Where a line contains the word "offset", copy that line from the records below.
________
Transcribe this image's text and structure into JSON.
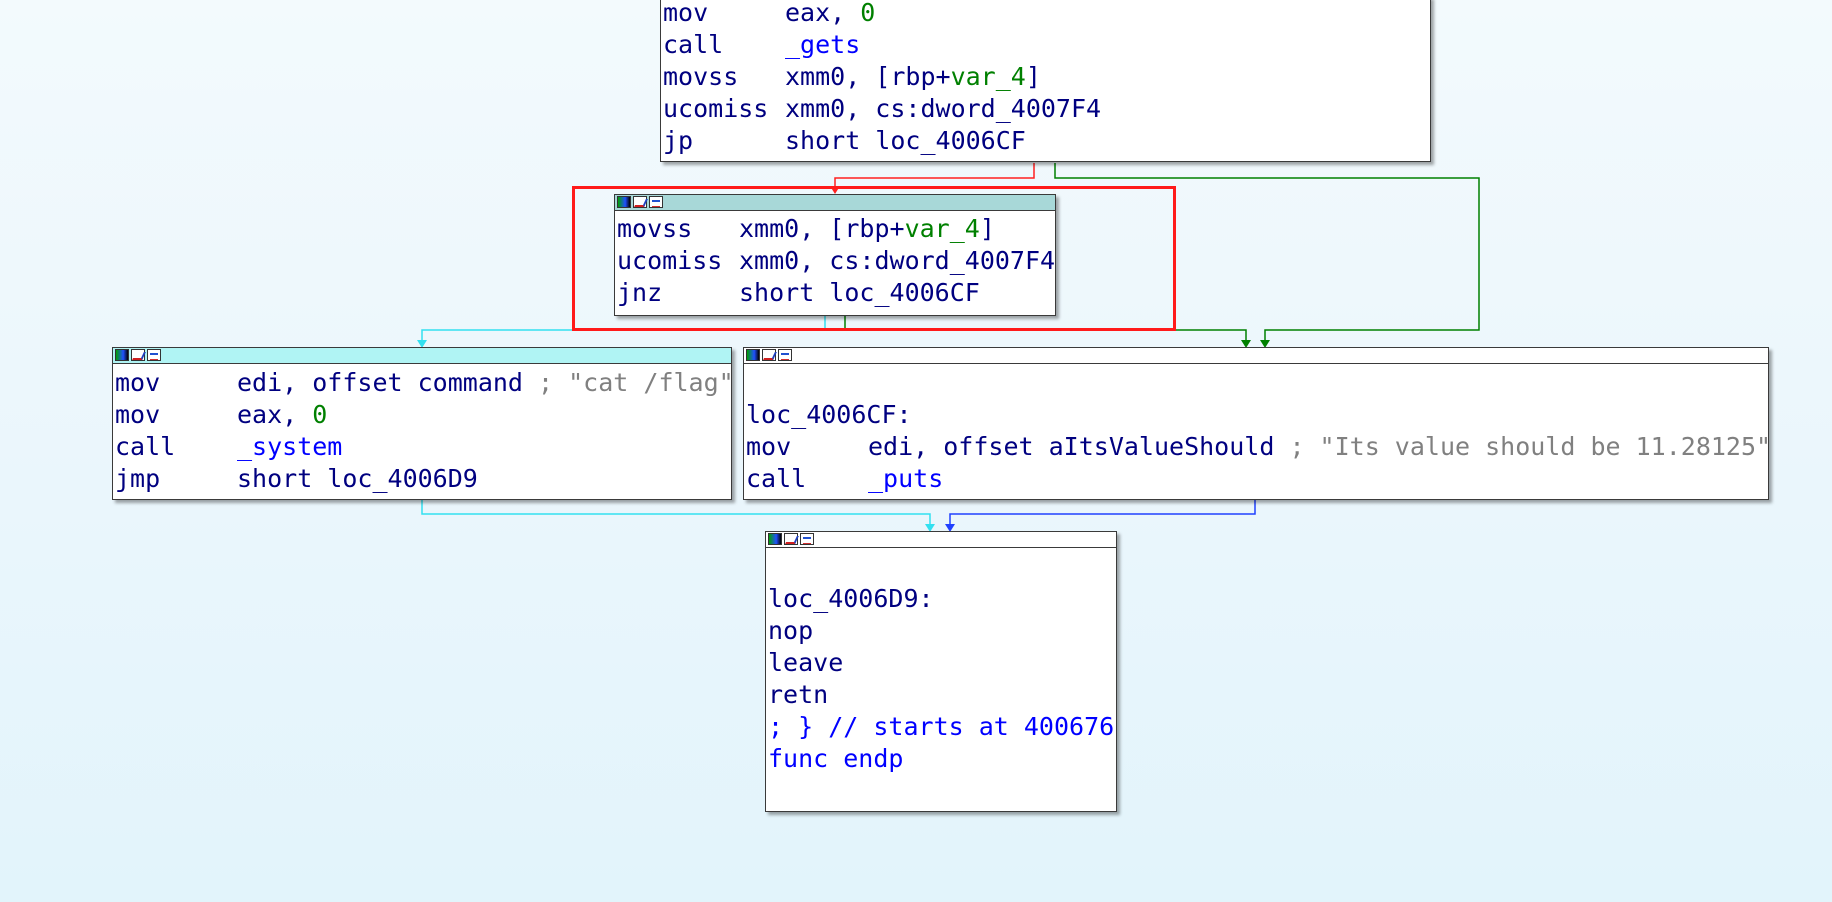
{
  "blocks": {
    "top": {
      "lines": [
        {
          "mn": "mov",
          "ops": [
            {
              "t": "eax, ",
              "c": "op"
            },
            {
              "t": "0",
              "c": "green"
            }
          ]
        },
        {
          "mn": "call",
          "ops": [
            {
              "t": "_gets",
              "c": "blue"
            }
          ]
        },
        {
          "mn": "movss",
          "ops": [
            {
              "t": "xmm0, [rbp+",
              "c": "op"
            },
            {
              "t": "var_4",
              "c": "green"
            },
            {
              "t": "]",
              "c": "op"
            }
          ]
        },
        {
          "mn": "ucomiss",
          "ops": [
            {
              "t": "xmm0, cs:dword_4007F4",
              "c": "op"
            }
          ]
        },
        {
          "mn": "jp",
          "ops": [
            {
              "t": "short loc_4006CF",
              "c": "op"
            }
          ]
        }
      ]
    },
    "mid": {
      "lines": [
        {
          "mn": "movss",
          "ops": [
            {
              "t": "xmm0, [rbp+",
              "c": "op"
            },
            {
              "t": "var_4",
              "c": "green"
            },
            {
              "t": "]",
              "c": "op"
            }
          ]
        },
        {
          "mn": "ucomiss",
          "ops": [
            {
              "t": "xmm0, cs:dword_4007F4",
              "c": "op"
            }
          ]
        },
        {
          "mn": "jnz",
          "ops": [
            {
              "t": "short loc_4006CF",
              "c": "op"
            }
          ]
        }
      ]
    },
    "left": {
      "lines": [
        {
          "mn": "mov",
          "ops": [
            {
              "t": "edi, offset command ",
              "c": "op"
            },
            {
              "t": "; \"cat /flag\"",
              "c": "gray"
            }
          ]
        },
        {
          "mn": "mov",
          "ops": [
            {
              "t": "eax, ",
              "c": "op"
            },
            {
              "t": "0",
              "c": "green"
            }
          ]
        },
        {
          "mn": "call",
          "ops": [
            {
              "t": "_system",
              "c": "blue"
            }
          ]
        },
        {
          "mn": "jmp",
          "ops": [
            {
              "t": "short loc_4006D9",
              "c": "op"
            }
          ]
        }
      ]
    },
    "right": {
      "lines": [
        {
          "raw": ""
        },
        {
          "raw": "loc_4006CF:",
          "c": "lbl"
        },
        {
          "mn": "mov",
          "ops": [
            {
              "t": "edi, offset aItsValueShould ",
              "c": "op"
            },
            {
              "t": "; \"Its value should be 11.28125\"",
              "c": "gray"
            }
          ]
        },
        {
          "mn": "call",
          "ops": [
            {
              "t": "_puts",
              "c": "blue"
            }
          ]
        }
      ]
    },
    "bottom": {
      "lines": [
        {
          "raw": ""
        },
        {
          "raw": "loc_4006D9:",
          "c": "lbl"
        },
        {
          "raw": "nop",
          "c": "lbl"
        },
        {
          "raw": "leave",
          "c": "lbl"
        },
        {
          "raw": "retn",
          "c": "lbl"
        },
        {
          "raw": "; } // starts at 400676",
          "c": "blue"
        },
        {
          "raw": "func endp",
          "c": "blue"
        },
        {
          "raw": ""
        }
      ]
    }
  },
  "colors": {
    "edge_false": "#ff2020",
    "edge_true": "#008000",
    "edge_jump": "#2040ff",
    "edge_fallthrough": "#33e0f0",
    "selected_header": "#a8d8d8",
    "current_header": "#b0f4f4",
    "highlight": "#ff1a1a"
  }
}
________
Written response:
              "t": "edi, offset command ",
              "t": "edi, offset aItsValueShould ",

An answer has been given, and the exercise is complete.